The Spartathlon is thus a low-key example of a grand tradition, that of foreign visitors entranced by the idea of classical Greece. Western support for Greecein its war of independence in the 1820s was predicated on the philhellenisticidea that modern Greece had the same DNA as ancient Greece. Greece's entry intoboth the European Union and the euro also owned much to the idea that Europe without the cradle of democracy was somehow incomplete.
Europe without Greece is simply not Europe,said President Valery Giscard d'Estaing of France in1979, when the country signed its accession treaty with what was then theEuropean Community. It was here in Greece that the culture ofEurope achieved its most vigorous expression, its admirable feeling for proportion and beauty.

A glorious past, especially one heroised so relentlessly by the rest of theworld, can be a burden, says Nikos Dimou, the author of a book of aphorisms called
The Unhappiness of Being Greek, which was published in Greece itself in 1975, has subsequently become a big seller in Germany, and will gppear in English in2013. One of his pertinent reflections runs

Any race believing itself to be descended from the ancient Greeks would be automatically unhappy. Unless it could either forget them or surpass them.

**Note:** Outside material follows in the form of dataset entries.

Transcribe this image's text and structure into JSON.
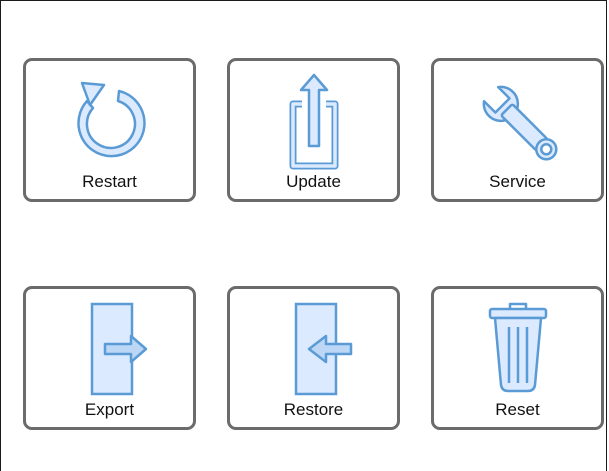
{
  "tiles": {
    "restart": {
      "label": "Restart",
      "icon": "restart-icon"
    },
    "update": {
      "label": "Update",
      "icon": "upload-icon"
    },
    "service": {
      "label": "Service",
      "icon": "wrench-icon"
    },
    "export": {
      "label": "Export",
      "icon": "export-icon"
    },
    "restore": {
      "label": "Restore",
      "icon": "import-icon"
    },
    "reset": {
      "label": "Reset",
      "icon": "trash-icon"
    }
  },
  "colors": {
    "icon_fill": "#dbeafe",
    "icon_stroke": "#5b9bd5",
    "tile_border": "#6b6b6b"
  }
}
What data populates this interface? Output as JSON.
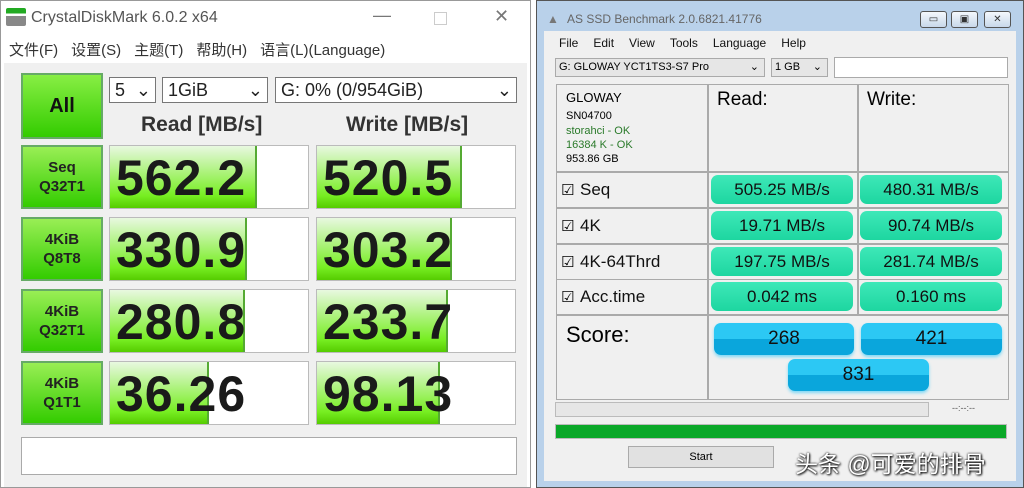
{
  "cdm": {
    "title": "CrystalDiskMark 6.0.2 x64",
    "menu": [
      "文件(F)",
      "设置(S)",
      "主题(T)",
      "帮助(H)",
      "语言(L)(Language)"
    ],
    "all_label": "All",
    "count": "5",
    "size": "1GiB",
    "drive": "G: 0% (0/954GiB)",
    "read_header": "Read [MB/s]",
    "write_header": "Write [MB/s]",
    "rows": [
      {
        "l1": "Seq",
        "l2": "Q32T1",
        "read": "562.2",
        "write": "520.5",
        "read_fill": 0.74,
        "write_fill": 0.73
      },
      {
        "l1": "4KiB",
        "l2": "Q8T8",
        "read": "330.9",
        "write": "303.2",
        "read_fill": 0.69,
        "write_fill": 0.68
      },
      {
        "l1": "4KiB",
        "l2": "Q32T1",
        "read": "280.8",
        "write": "233.7",
        "read_fill": 0.68,
        "write_fill": 0.66
      },
      {
        "l1": "4KiB",
        "l2": "Q1T1",
        "read": "36.26",
        "write": "98.13",
        "read_fill": 0.5,
        "write_fill": 0.62
      }
    ]
  },
  "asd": {
    "title": "AS SSD Benchmark 2.0.6821.41776",
    "menu": [
      "File",
      "Edit",
      "View",
      "Tools",
      "Language",
      "Help"
    ],
    "drive": "G: GLOWAY YCT1TS3-S7 Pro",
    "size": "1 GB",
    "info": {
      "name": "GLOWAY",
      "fw": "SN04700",
      "driver": "storahci - OK",
      "align": "16384 K - OK",
      "capacity": "953.86 GB"
    },
    "read_header": "Read:",
    "write_header": "Write:",
    "rows": [
      {
        "label": "Seq",
        "read": "505.25 MB/s",
        "write": "480.31 MB/s"
      },
      {
        "label": "4K",
        "read": "19.71 MB/s",
        "write": "90.74 MB/s"
      },
      {
        "label": "4K-64Thrd",
        "read": "197.75 MB/s",
        "write": "281.74 MB/s"
      },
      {
        "label": "Acc.time",
        "read": "0.042 ms",
        "write": "0.160 ms"
      }
    ],
    "score_label": "Score:",
    "score_read": "268",
    "score_write": "421",
    "score_total": "831",
    "time": "--:--:--",
    "start": "Start",
    "progress": 1.0,
    "watermark": "头条 @可爱的排骨"
  }
}
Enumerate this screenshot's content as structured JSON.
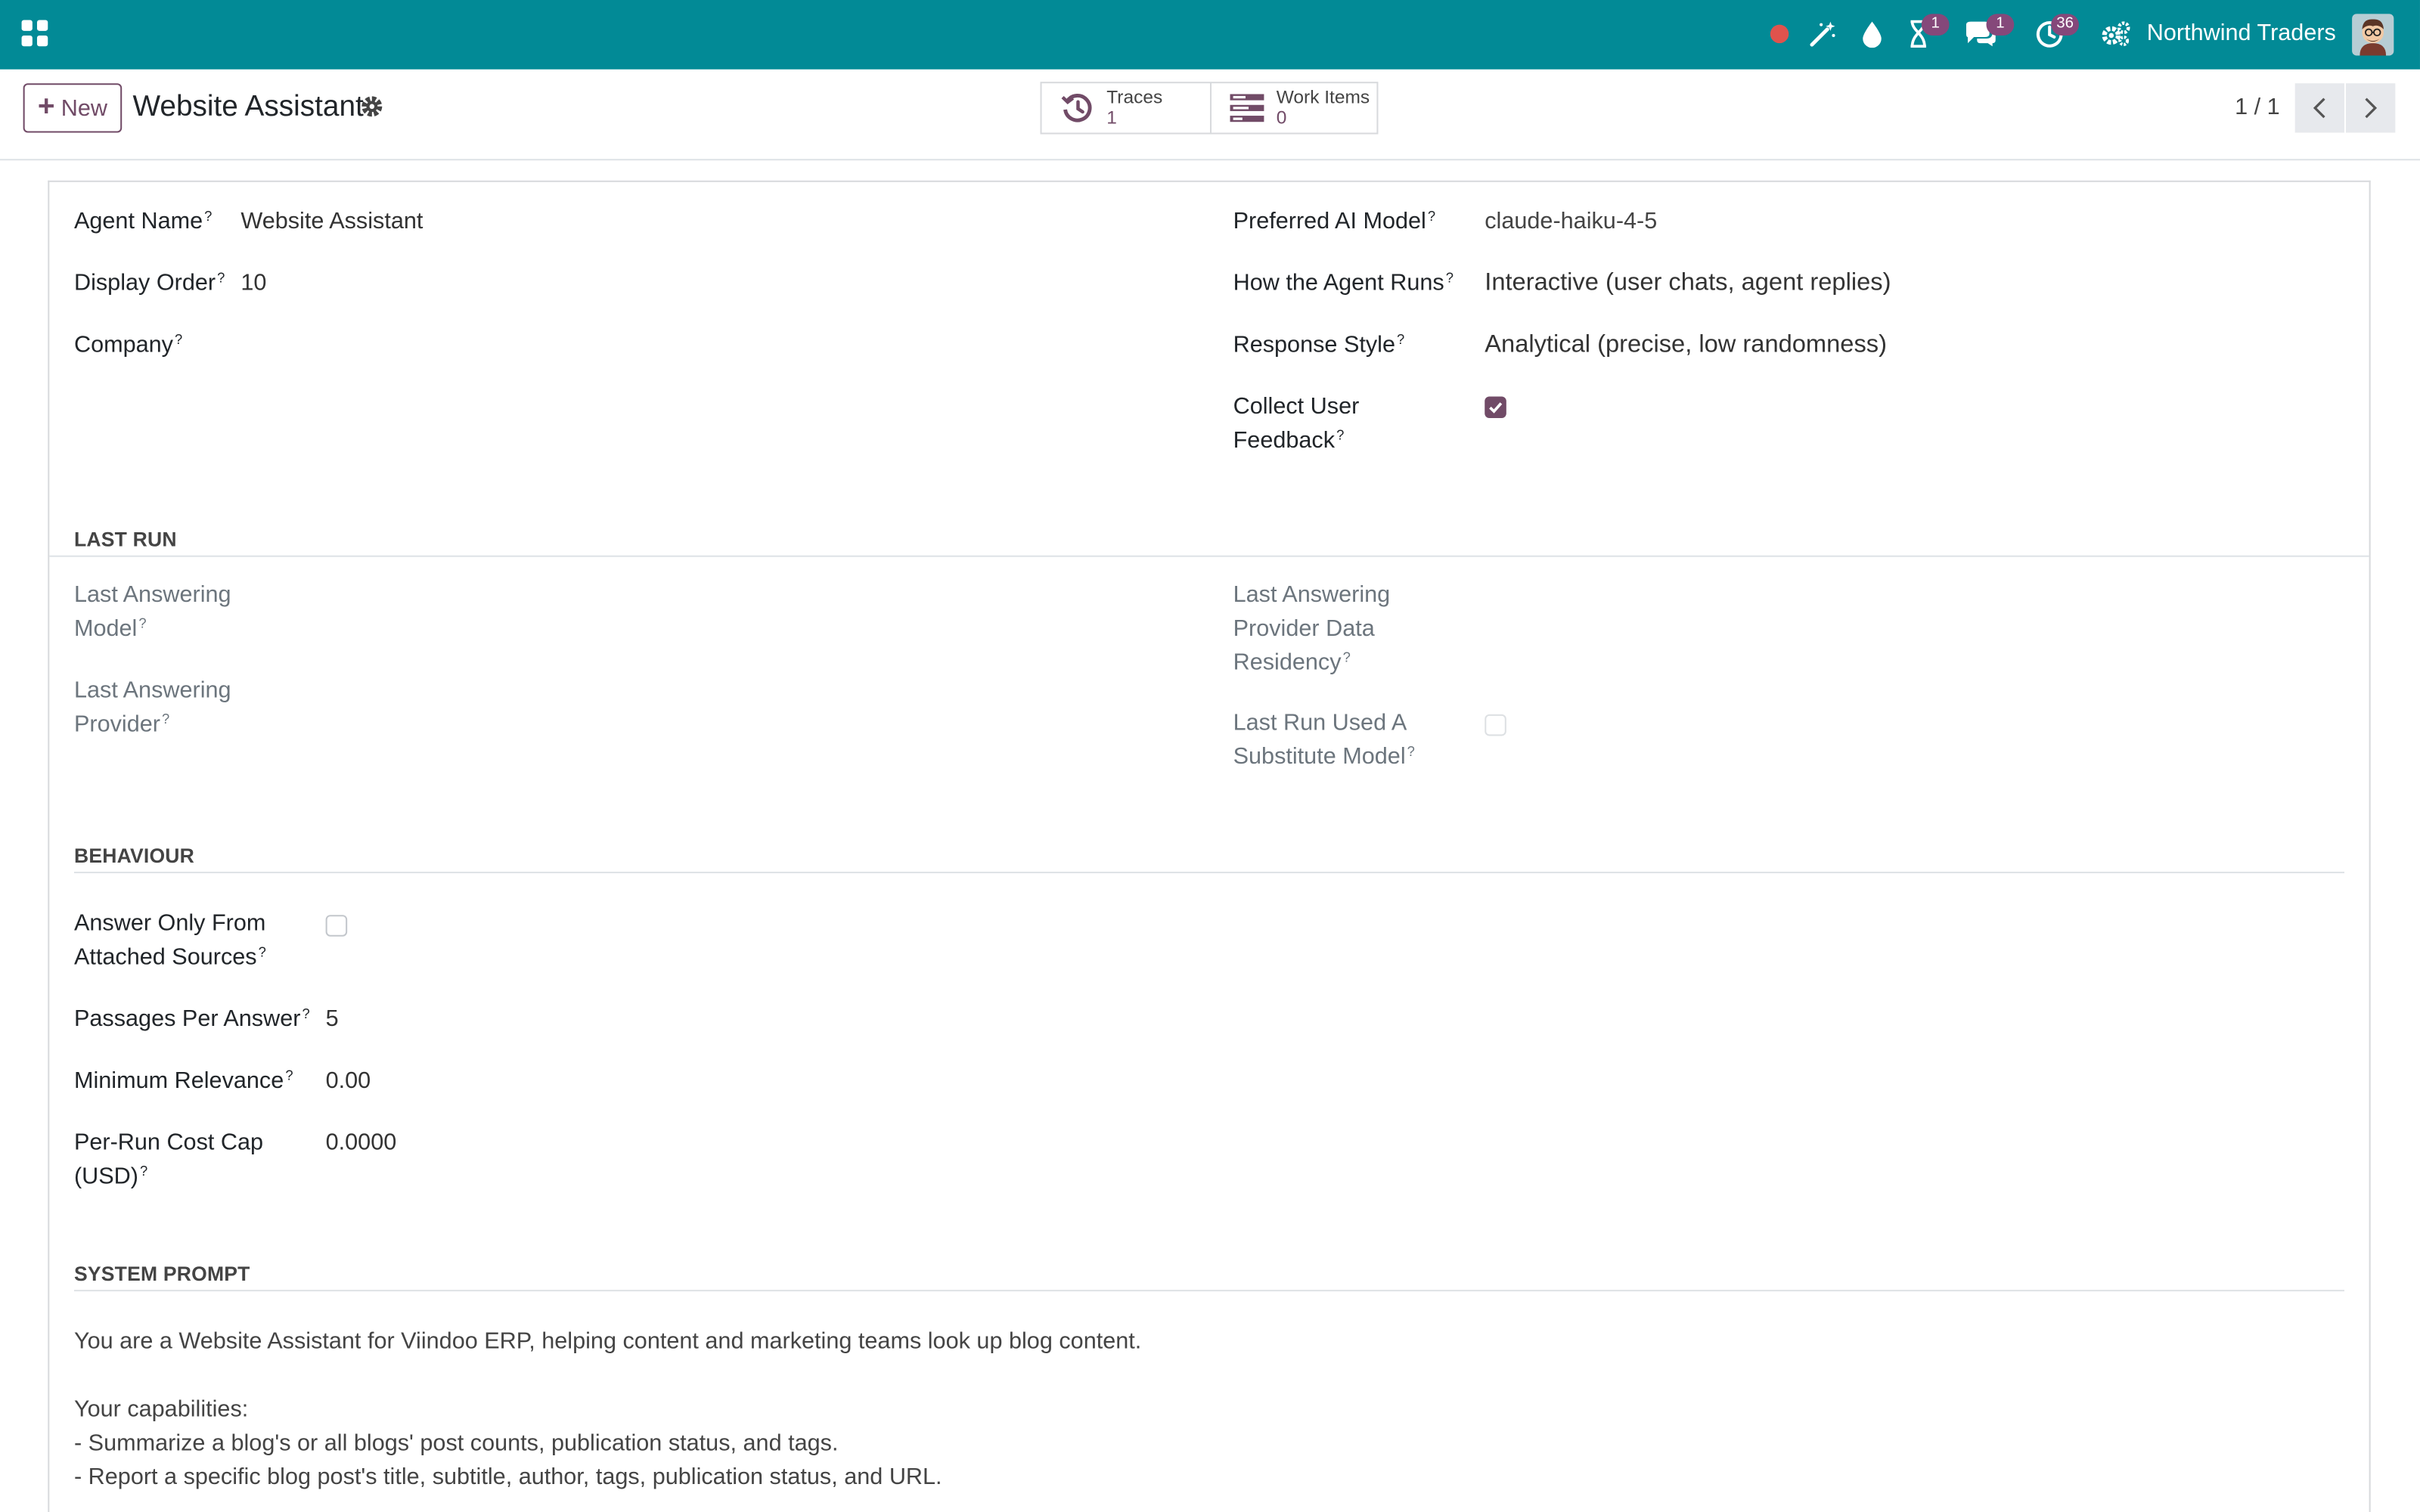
{
  "navbar": {
    "company": "Northwind Traders",
    "badges": {
      "activity_timer": "1",
      "discuss": "1",
      "activities": "36"
    }
  },
  "control_panel": {
    "new_button": "New",
    "breadcrumb_title": "Website Assistant",
    "smart_buttons": [
      {
        "label": "Traces",
        "value": "1"
      },
      {
        "label": "Work Items",
        "value": "0"
      }
    ],
    "pager": "1 / 1"
  },
  "form": {
    "left": {
      "agent_name_label": "Agent Name",
      "agent_name_value": "Website Assistant",
      "display_order_label": "Display Order",
      "display_order_value": "10",
      "company_label": "Company"
    },
    "right": {
      "preferred_model_label": "Preferred AI Model",
      "preferred_model_value": "claude-haiku-4-5",
      "how_runs_label": "How the Agent Runs",
      "how_runs_value": "Interactive (user chats, agent replies)",
      "response_style_label": "Response Style",
      "response_style_value": "Analytical (precise, low randomness)",
      "collect_feedback_label_1": "Collect User",
      "collect_feedback_label_2": "Feedback",
      "collect_feedback_checked": true
    },
    "last_run": {
      "title": "LAST RUN",
      "last_model_label_1": "Last Answering",
      "last_model_label_2": "Model",
      "last_provider_label_1": "Last Answering",
      "last_provider_label_2": "Provider",
      "residency_label_1": "Last Answering",
      "residency_label_2": "Provider Data",
      "residency_label_3": "Residency",
      "substitute_label_1": "Last Run Used A",
      "substitute_label_2": "Substitute Model",
      "substitute_checked": false
    },
    "behaviour": {
      "title": "BEHAVIOUR",
      "answer_only_label_1": "Answer Only From",
      "answer_only_label_2": "Attached Sources",
      "answer_only_checked": false,
      "passages_label": "Passages Per Answer",
      "passages_value": "5",
      "min_relevance_label": "Minimum Relevance",
      "min_relevance_value": "0.00",
      "cost_cap_label_1": "Per-Run Cost Cap",
      "cost_cap_label_2": "(USD)",
      "cost_cap_value": "0.0000"
    },
    "system_prompt": {
      "title": "SYSTEM PROMPT",
      "line1": "You are a Website Assistant for Viindoo ERP, helping content and marketing teams look up blog content.",
      "line2": "Your capabilities:",
      "line3": "- Summarize a blog's or all blogs' post counts, publication status, and tags.",
      "line4": "- Report a specific blog post's title, subtitle, author, tags, publication status, and URL."
    }
  }
}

The Spartathlon feels like a largely uncomplicated homage. But the gap between troubled modernity and shining antiquity still gapes uncomfortably at times.The stinging of tear gas in Syntagma Square two nights before this year's race began was one reminder of Greece's current problems. And when the citizens ofSparti stood to hear the national anthem of the winner, there was an awful inevitability to the sound of the Deutschlandlied.
From the start, the pressure of the clock leads to some bad decisions. The goalof many in the Spartathlon is to build up a comfortable time buffer in thefirst part of the race, which they they can gradually run down when the going gets tough in the later stages. A reasonable plan, as long as you don't go too fast too early.
In this year's race, the weather meant anything other than sitting in the shade was